No so original origins
The origin of Surf and Turf dates back to the nineteen sixties. In the United states. Surf stood for sea food. More exactly shellfish. While turf stands for red meat, good old beef. And although very unlikely, allegedly temporary invented on the East and West coast.
The idea though is much older. The Talmud forbids Jews to mix fish and meat. Undeniably underlining they thought about doing so. The reason of the prohibition? Bad for your health and it gives you bad breath. So it goes.
Surf and turf on the menu
Lobster tail and filet. That was the original surf and turf in the United states. The first one with with garlic flavoured butter, the Turf rare baked. Classic, very classic. Later variations popped up. Specially regarding the Surf. Scallops, shrimp and even crab meat replaced lobster. Or kept it company.

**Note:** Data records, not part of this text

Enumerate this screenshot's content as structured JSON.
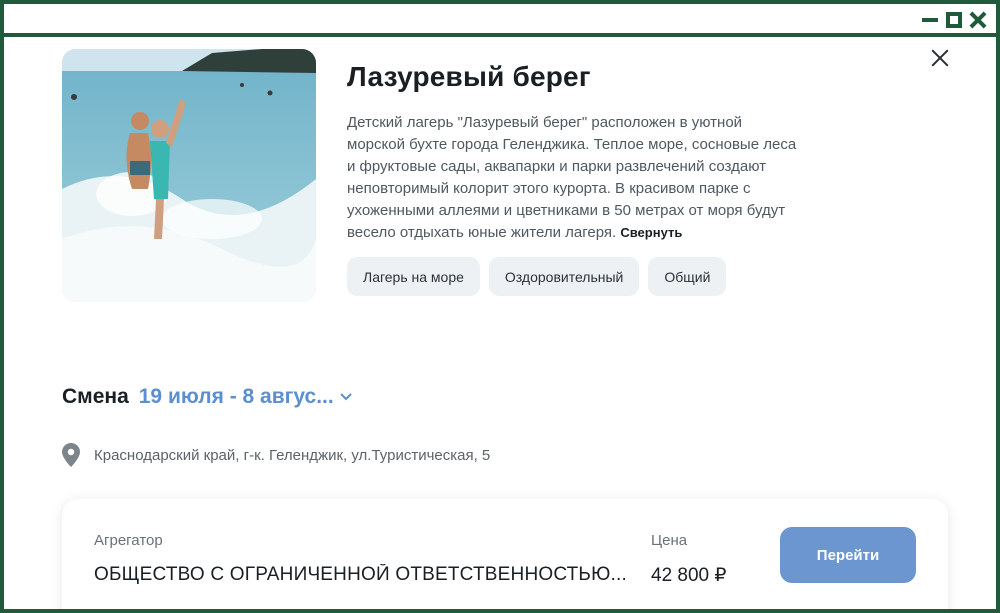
{
  "camp": {
    "title": "Лазуревый берег",
    "description": "Детский лагерь \"Лазуревый берег\" расположен в уютной морской бухте города Геленджика. Теплое море, сосновые леса и фруктовые сады, аквапарки и парки развлечений создают неповторимый колорит этого курорта. В красивом парке с ухоженными аллеями и цветниками в 50 метрах от моря будут весело отдыхать юные жители лагеря.",
    "collapse_label": "Свернуть",
    "tags": [
      "Лагерь на море",
      "Оздоровительный",
      "Общий"
    ],
    "photo_icon": "beach-children-photo"
  },
  "session": {
    "label": "Смена",
    "value": "19 июля - 8 авгус..."
  },
  "address": {
    "text": "Краснодарский край, г-к. Геленджик, ул.Туристическая, 5"
  },
  "offer": {
    "aggregator_label": "Агрегатор",
    "aggregator_value": "ОБЩЕСТВО С ОГРАНИЧЕННОЙ ОТВЕТСТВЕННОСТЬЮ...",
    "price_label": "Цена",
    "price_value": "42 800 ₽",
    "go_label": "Перейти"
  },
  "colors": {
    "frame": "#1f5a3a",
    "accent": "#5a8fd0",
    "button": "#6b96cf",
    "tag_bg": "#eef1f3"
  }
}
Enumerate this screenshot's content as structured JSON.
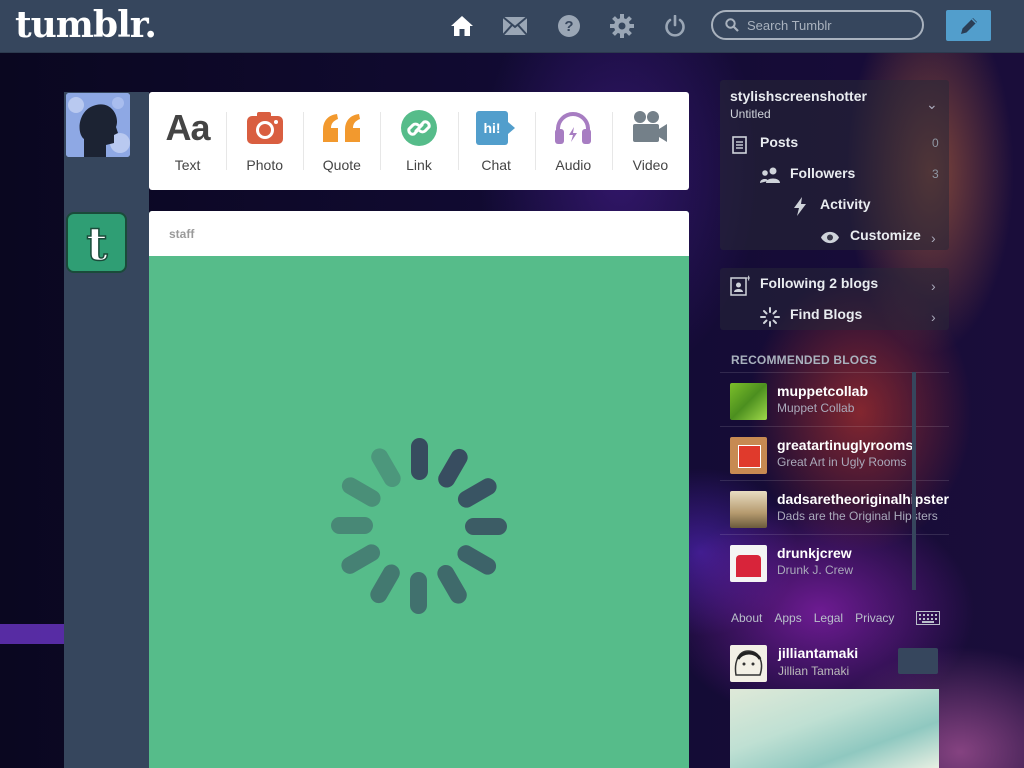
{
  "header": {
    "logo": "tumblr.",
    "nav_icons": [
      "home-icon",
      "mail-icon",
      "help-icon",
      "gear-icon",
      "power-icon"
    ],
    "search_placeholder": "Search Tumblr",
    "compose_icon": "pencil-icon",
    "accent": "#529ecc",
    "bar_color": "#36465d"
  },
  "post_types": [
    {
      "label": "Text",
      "icon": "text-icon",
      "color": "#444444"
    },
    {
      "label": "Photo",
      "icon": "camera-icon",
      "color": "#d95e40"
    },
    {
      "label": "Quote",
      "icon": "quote-icon",
      "color": "#f2992e"
    },
    {
      "label": "Link",
      "icon": "link-icon",
      "color": "#56bc8a"
    },
    {
      "label": "Chat",
      "icon": "chat-icon",
      "color": "#529ecc"
    },
    {
      "label": "Audio",
      "icon": "headphones-icon",
      "color": "#a77dc2"
    },
    {
      "label": "Video",
      "icon": "video-camera-icon",
      "color": "#748089"
    }
  ],
  "post": {
    "author": "staff",
    "card_color": "#56bc8a"
  },
  "blog_menu": {
    "blog_name": "stylishscreenshotter",
    "blog_title": "Untitled",
    "items": [
      {
        "label": "Posts",
        "count": "0"
      },
      {
        "label": "Followers",
        "count": "3"
      },
      {
        "label": "Activity",
        "count": ""
      },
      {
        "label": "Customize",
        "count": ""
      }
    ]
  },
  "following": {
    "label": "Following 2 blogs",
    "find_label": "Find Blogs"
  },
  "recommended": {
    "title": "RECOMMENDED BLOGS",
    "blogs": [
      {
        "name": "muppetcollab",
        "title": "Muppet Collab"
      },
      {
        "name": "greatartinuglyrooms",
        "title": "Great Art in Ugly Rooms"
      },
      {
        "name": "dadsaretheoriginalhipster",
        "title": "Dads are the Original Hipsters"
      },
      {
        "name": "drunkjcrew",
        "title": "Drunk J. Crew"
      }
    ]
  },
  "footer": {
    "links": [
      "About",
      "Apps",
      "Legal",
      "Privacy"
    ]
  },
  "radar": {
    "name": "jilliantamaki",
    "title": "Jillian Tamaki"
  }
}
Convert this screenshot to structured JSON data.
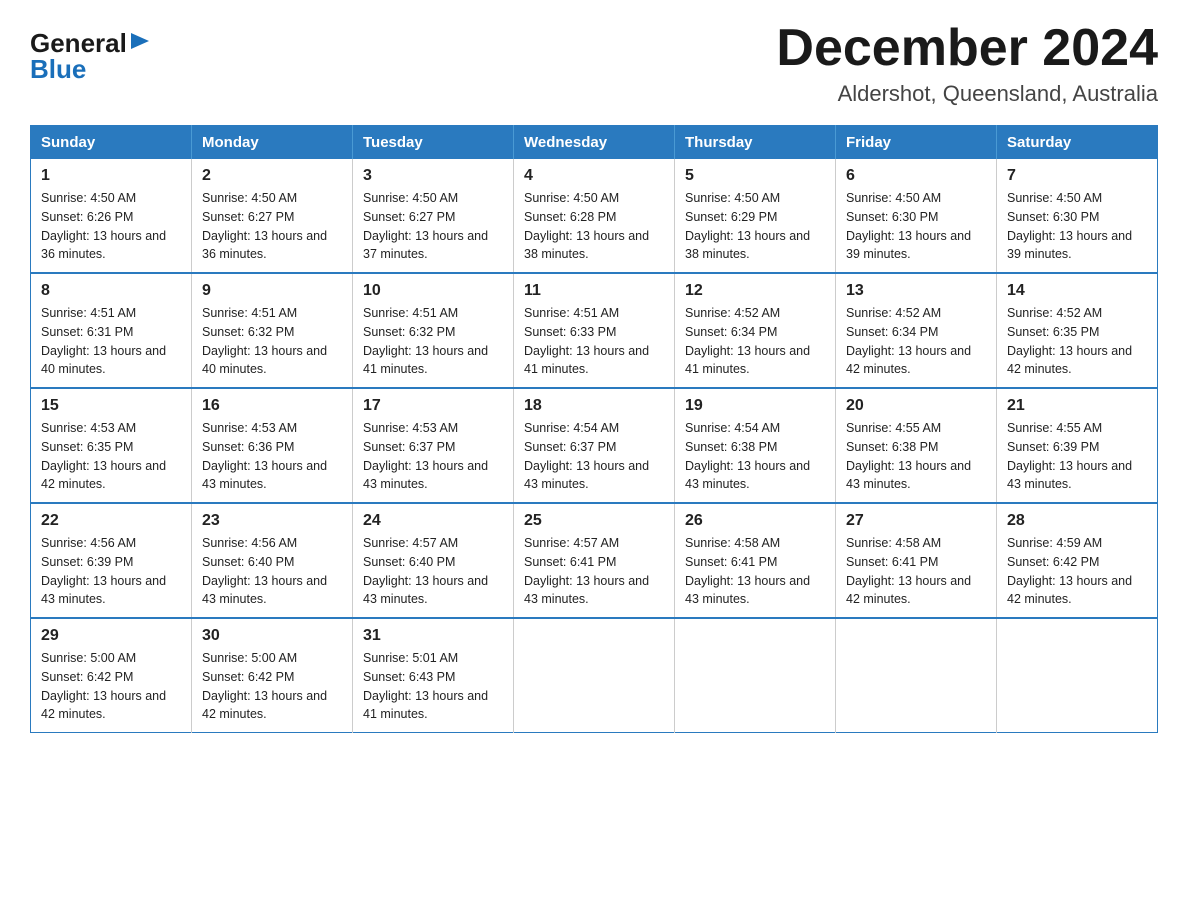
{
  "logo": {
    "general": "General",
    "triangle": "▶",
    "blue": "Blue"
  },
  "title": "December 2024",
  "location": "Aldershot, Queensland, Australia",
  "days_of_week": [
    "Sunday",
    "Monday",
    "Tuesday",
    "Wednesday",
    "Thursday",
    "Friday",
    "Saturday"
  ],
  "weeks": [
    [
      {
        "day": "1",
        "sunrise": "4:50 AM",
        "sunset": "6:26 PM",
        "daylight": "13 hours and 36 minutes."
      },
      {
        "day": "2",
        "sunrise": "4:50 AM",
        "sunset": "6:27 PM",
        "daylight": "13 hours and 36 minutes."
      },
      {
        "day": "3",
        "sunrise": "4:50 AM",
        "sunset": "6:27 PM",
        "daylight": "13 hours and 37 minutes."
      },
      {
        "day": "4",
        "sunrise": "4:50 AM",
        "sunset": "6:28 PM",
        "daylight": "13 hours and 38 minutes."
      },
      {
        "day": "5",
        "sunrise": "4:50 AM",
        "sunset": "6:29 PM",
        "daylight": "13 hours and 38 minutes."
      },
      {
        "day": "6",
        "sunrise": "4:50 AM",
        "sunset": "6:30 PM",
        "daylight": "13 hours and 39 minutes."
      },
      {
        "day": "7",
        "sunrise": "4:50 AM",
        "sunset": "6:30 PM",
        "daylight": "13 hours and 39 minutes."
      }
    ],
    [
      {
        "day": "8",
        "sunrise": "4:51 AM",
        "sunset": "6:31 PM",
        "daylight": "13 hours and 40 minutes."
      },
      {
        "day": "9",
        "sunrise": "4:51 AM",
        "sunset": "6:32 PM",
        "daylight": "13 hours and 40 minutes."
      },
      {
        "day": "10",
        "sunrise": "4:51 AM",
        "sunset": "6:32 PM",
        "daylight": "13 hours and 41 minutes."
      },
      {
        "day": "11",
        "sunrise": "4:51 AM",
        "sunset": "6:33 PM",
        "daylight": "13 hours and 41 minutes."
      },
      {
        "day": "12",
        "sunrise": "4:52 AM",
        "sunset": "6:34 PM",
        "daylight": "13 hours and 41 minutes."
      },
      {
        "day": "13",
        "sunrise": "4:52 AM",
        "sunset": "6:34 PM",
        "daylight": "13 hours and 42 minutes."
      },
      {
        "day": "14",
        "sunrise": "4:52 AM",
        "sunset": "6:35 PM",
        "daylight": "13 hours and 42 minutes."
      }
    ],
    [
      {
        "day": "15",
        "sunrise": "4:53 AM",
        "sunset": "6:35 PM",
        "daylight": "13 hours and 42 minutes."
      },
      {
        "day": "16",
        "sunrise": "4:53 AM",
        "sunset": "6:36 PM",
        "daylight": "13 hours and 43 minutes."
      },
      {
        "day": "17",
        "sunrise": "4:53 AM",
        "sunset": "6:37 PM",
        "daylight": "13 hours and 43 minutes."
      },
      {
        "day": "18",
        "sunrise": "4:54 AM",
        "sunset": "6:37 PM",
        "daylight": "13 hours and 43 minutes."
      },
      {
        "day": "19",
        "sunrise": "4:54 AM",
        "sunset": "6:38 PM",
        "daylight": "13 hours and 43 minutes."
      },
      {
        "day": "20",
        "sunrise": "4:55 AM",
        "sunset": "6:38 PM",
        "daylight": "13 hours and 43 minutes."
      },
      {
        "day": "21",
        "sunrise": "4:55 AM",
        "sunset": "6:39 PM",
        "daylight": "13 hours and 43 minutes."
      }
    ],
    [
      {
        "day": "22",
        "sunrise": "4:56 AM",
        "sunset": "6:39 PM",
        "daylight": "13 hours and 43 minutes."
      },
      {
        "day": "23",
        "sunrise": "4:56 AM",
        "sunset": "6:40 PM",
        "daylight": "13 hours and 43 minutes."
      },
      {
        "day": "24",
        "sunrise": "4:57 AM",
        "sunset": "6:40 PM",
        "daylight": "13 hours and 43 minutes."
      },
      {
        "day": "25",
        "sunrise": "4:57 AM",
        "sunset": "6:41 PM",
        "daylight": "13 hours and 43 minutes."
      },
      {
        "day": "26",
        "sunrise": "4:58 AM",
        "sunset": "6:41 PM",
        "daylight": "13 hours and 43 minutes."
      },
      {
        "day": "27",
        "sunrise": "4:58 AM",
        "sunset": "6:41 PM",
        "daylight": "13 hours and 42 minutes."
      },
      {
        "day": "28",
        "sunrise": "4:59 AM",
        "sunset": "6:42 PM",
        "daylight": "13 hours and 42 minutes."
      }
    ],
    [
      {
        "day": "29",
        "sunrise": "5:00 AM",
        "sunset": "6:42 PM",
        "daylight": "13 hours and 42 minutes."
      },
      {
        "day": "30",
        "sunrise": "5:00 AM",
        "sunset": "6:42 PM",
        "daylight": "13 hours and 42 minutes."
      },
      {
        "day": "31",
        "sunrise": "5:01 AM",
        "sunset": "6:43 PM",
        "daylight": "13 hours and 41 minutes."
      },
      null,
      null,
      null,
      null
    ]
  ],
  "labels": {
    "sunrise_prefix": "Sunrise: ",
    "sunset_prefix": "Sunset: ",
    "daylight_prefix": "Daylight: "
  }
}
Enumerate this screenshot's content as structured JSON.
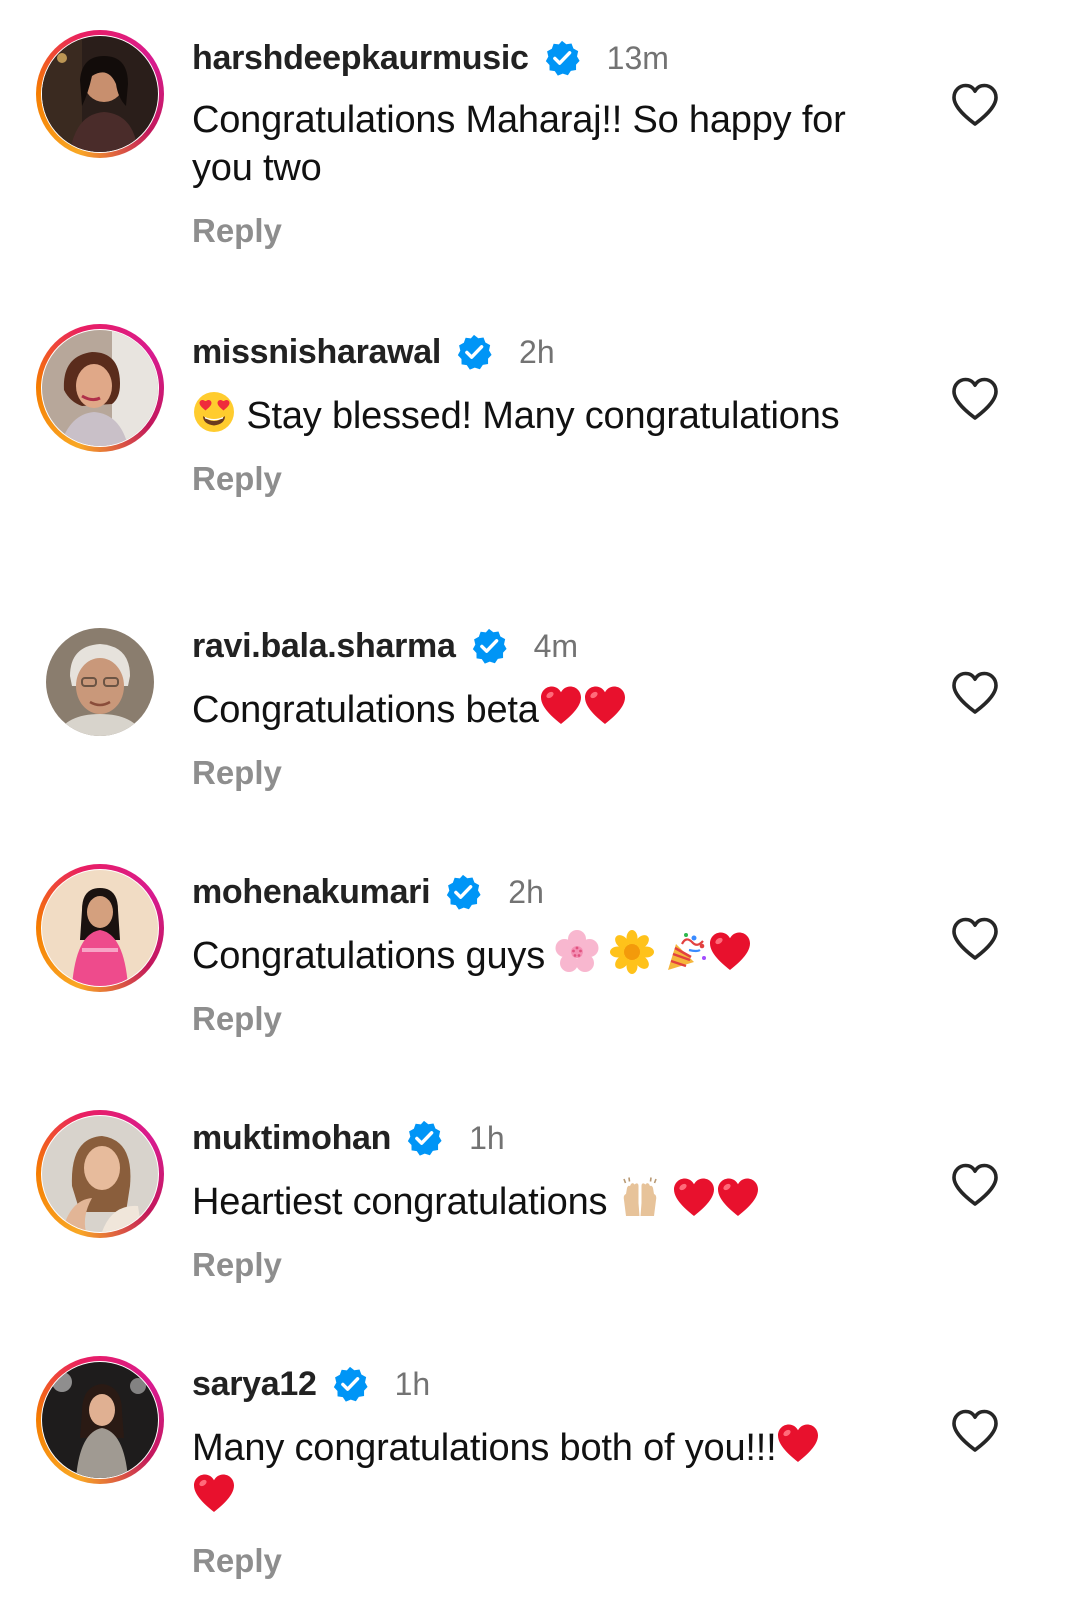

The success was immediate. So soon the dish could be found in Canada, Australia and in the UK. Whereas European countries seemed reluctant to put it on the menu.
Oh my Gaudy
Surf and Turf is truly limited and a tad narrow-minded. The sea features but shellfish while the turf has nothing but bovine tramping it. That makes the dish unsurprising and therefore immensely popular.
This popularity pushed the dish into the category of gaudy dishes. Expensive yes. But it does lack any culinary framework. And with different cooking times, they cannot be prepared together.
Surf ‘n’ turf is an example of the voracious rapture that defines much classic kitsch: adding two swanky things together in hopes of doubling their value, and in fact winding up with a flatulent faux pas.
One plus one does equal two
As mentioned above, surf and turf consists in two ingredients brought together. Without knowing each other. Without having been properly introduced. Two expensive ingredients. Often the most expensive ones on the menu. And often that seems to be the only reason that links both, apart from abundant garlic butter.
And the critic keeps coming. Surf and turf is an example of what Veblen defines conspicious consumption. In simple terms: showing off.
A future for Surf and turf
The future for surf and turf is not easy. New cooking techniques don’t really change the dish. The adding of foam, sauce, creams or jelly? Still no change.
An interesting attempt comes from the hamburger world. It is by far the most innovating approach. But will people want to pay for this burger? Other people cannot see what is inside. Which is after all the purpose of the dish.
With the right marketing this may become the saviour of an odd but all together interesting dish.